And she added: “He can expect me not to push my new clause to a vote, but I very much hope he can show us a constructive way forward that may take us to the regime that we want to see.”

The debate shines a rare light on the route and roadblocks to regulation – while most people agree some form of regulation is required.

The Minster for Health, Edward Agar said in his comments in Parliament that he “..understands the intention behind the amendment” and that there is “a strong case made for further regulation in this area” but only that he would continue to work with stakeholders to “see if we can take this forward in the most appropriate way and to clarify the scope of any further legislation”.

One has to question whether these are just more hollow words after eight years of health minster promises or as supporters for change would say a step in the right direction towards licensing.

The Minister did reveal that he intends to comment on the All-Party Parliamentary Committee report into the aesthetic industry in early 2022.

However, as MP Kevan Jones pointed out it does seem like meetings take forever to arrange and then make little or no progress despite there being an appetite for change (Just 20 MPs signed supporting the amendment).

It’s also interesting to note the view that existing regulatory bodies are toothless and “failing” – at least according to one MP who has been campaigning on these issues for years.

Eight years since Keogh isn’t it time to have a root and branch rethink and devise a solution that works for the industry as it exists today rather than ploughing on with failing processes, committees making little progress and working with organisations like the “failing” GMC and CQC or the ASA that is branded: “..a waste of time”?

The JCCP was approached for comment – specifically a reaction to the failure of their “Urgent call to action” and the damning assessment in Parliament of the existing regulatory bodies with which the JCCP works so closely.

Professor Davide Sines, chairman of the JCCP, issued a statement last night in light of these developments.

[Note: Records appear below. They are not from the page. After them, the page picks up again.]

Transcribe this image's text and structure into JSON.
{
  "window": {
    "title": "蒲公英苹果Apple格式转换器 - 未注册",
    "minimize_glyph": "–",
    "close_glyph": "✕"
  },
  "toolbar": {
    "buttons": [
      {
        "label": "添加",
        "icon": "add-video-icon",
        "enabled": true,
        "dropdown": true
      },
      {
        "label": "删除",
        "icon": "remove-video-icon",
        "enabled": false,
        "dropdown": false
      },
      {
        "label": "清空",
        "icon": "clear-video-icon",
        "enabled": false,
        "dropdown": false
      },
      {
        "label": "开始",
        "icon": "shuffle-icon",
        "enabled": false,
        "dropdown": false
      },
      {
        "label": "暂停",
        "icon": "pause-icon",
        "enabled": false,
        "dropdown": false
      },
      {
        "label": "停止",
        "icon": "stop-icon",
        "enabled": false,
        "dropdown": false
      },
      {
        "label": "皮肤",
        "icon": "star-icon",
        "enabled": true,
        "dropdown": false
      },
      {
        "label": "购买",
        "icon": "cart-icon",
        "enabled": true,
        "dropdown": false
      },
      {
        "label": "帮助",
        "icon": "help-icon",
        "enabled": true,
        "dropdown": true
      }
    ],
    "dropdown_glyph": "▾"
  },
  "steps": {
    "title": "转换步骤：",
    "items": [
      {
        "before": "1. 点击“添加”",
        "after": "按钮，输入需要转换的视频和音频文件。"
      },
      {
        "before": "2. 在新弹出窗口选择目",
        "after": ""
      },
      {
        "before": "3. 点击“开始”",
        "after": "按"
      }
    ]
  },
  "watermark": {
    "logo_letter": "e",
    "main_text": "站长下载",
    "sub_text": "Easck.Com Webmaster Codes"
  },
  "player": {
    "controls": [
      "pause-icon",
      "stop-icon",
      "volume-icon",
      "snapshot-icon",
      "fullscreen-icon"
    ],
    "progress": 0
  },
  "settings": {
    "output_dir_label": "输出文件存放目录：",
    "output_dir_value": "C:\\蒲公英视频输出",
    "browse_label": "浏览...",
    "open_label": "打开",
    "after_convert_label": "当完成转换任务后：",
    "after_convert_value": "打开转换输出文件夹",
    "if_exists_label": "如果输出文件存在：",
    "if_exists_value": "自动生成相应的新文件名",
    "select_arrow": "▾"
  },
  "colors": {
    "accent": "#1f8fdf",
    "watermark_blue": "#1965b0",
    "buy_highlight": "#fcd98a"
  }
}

He said: “The JCCP followed the Parliamentary debate yesterday relating to the Report Stage of the Health and Social Care Bill and remains positively encouraged with regard to its campaign to achieve a new system of licensing for the aesthetic sector in the interest of public protection and patient safety.”